Avril had been torn that morning by priorities between her favourite Beethoven by a pianist she had never dreamed of hearing live, and meeting the first 7 super heroes of space. As we all relaxed and mingled, Alan and Avril clearly delighted in their conversations, all in a very polite and genteel way. However, after about 10 minutes or so the voice of Alan's wife carried in an edgy sharpish tone across the room calling "Alan, come here." And then again "Alan, come here". So Avril and I watched quite calmly the departure of the first hero of the US space program, whose successful May 1961 15- minute flight on a Redstone rocket encouraged Pres John F. Kennedy to make his the historic Camelot yet King Arthur call for national support of what became the Apollo program with 400,000 workers. Alan walked quite quickly to his beautiful statuesque Californian wife. Avril said later that he had trotted back to his quite-tall blond wife.

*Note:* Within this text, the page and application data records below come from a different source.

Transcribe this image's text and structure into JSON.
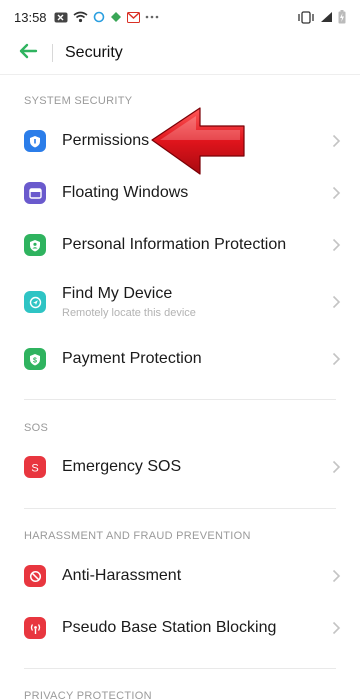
{
  "status_bar": {
    "time": "13:58",
    "icons": [
      "screen-record-icon",
      "wifi-icon",
      "vpn-icon",
      "app-notification-icon",
      "gmail-icon",
      "more-dots-icon"
    ],
    "right_icons": [
      "vibrate-icon",
      "signal-icon",
      "battery-charging-icon"
    ]
  },
  "header": {
    "back_icon": "arrow-left-icon",
    "title": "Security"
  },
  "sections": [
    {
      "header": "SYSTEM SECURITY",
      "items": [
        {
          "label": "Permissions",
          "icon": "shield-icon",
          "color": "#2b7de9"
        },
        {
          "label": "Floating Windows",
          "icon": "window-icon",
          "color": "#6a5acd"
        },
        {
          "label": "Personal Information Protection",
          "icon": "person-shield-icon",
          "color": "#2fb35f"
        },
        {
          "label": "Find My Device",
          "sublabel": "Remotely locate this device",
          "icon": "locate-icon",
          "color": "#2ec4c4"
        },
        {
          "label": "Payment Protection",
          "icon": "payment-shield-icon",
          "color": "#2fb35f"
        }
      ]
    },
    {
      "header": "SOS",
      "items": [
        {
          "label": "Emergency SOS",
          "icon": "sos-icon",
          "color": "#e8363f"
        }
      ]
    },
    {
      "header": "HARASSMENT AND FRAUD PREVENTION",
      "items": [
        {
          "label": "Anti-Harassment",
          "icon": "block-icon",
          "color": "#e8363f"
        },
        {
          "label": "Pseudo Base Station Blocking",
          "icon": "antenna-icon",
          "color": "#e8363f"
        }
      ]
    },
    {
      "header": "PRIVACY PROTECTION",
      "items": []
    }
  ],
  "colors": {
    "accent": "#2fb35f",
    "annotation_arrow": "#d9141e"
  }
}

Fortunately for us, Professor Pauling called an early night, and we got to the  Houston Concert Hall in time for the second half of the magic joys produced  by such stumpy short fingers. Avril used to enjoy telling the whole story later to the family with vivid colour descriptions of Mrs Shepard's dress and shoes. Avril was herself a fine and delicate pianist, the daughter and often accompanist to Etta, who even at the age of 80 sang in a beautiful velvet contralto voice the product of years a very hard work and excellent training on Covent Garden opera stages. Etta's granddaughters and great  granddaughters also seem to have inherited many actress characteristics.

Many such personal encounters with several Apollo astronauts feature large in my memories and information bank They began en mass, with me giving three or four lectures to the astronaut class of '64 (Fig.6), arguably the best classes I've enjoyed. Apart, that is, from the Rice University classes of 12 Professors and 50 senior undergraduates, I organised about Leonardo, a completely different experience, physically, emotionally and intellectually.

Fig. 6 - The Class of '64

Fig. 6 - The Class of '64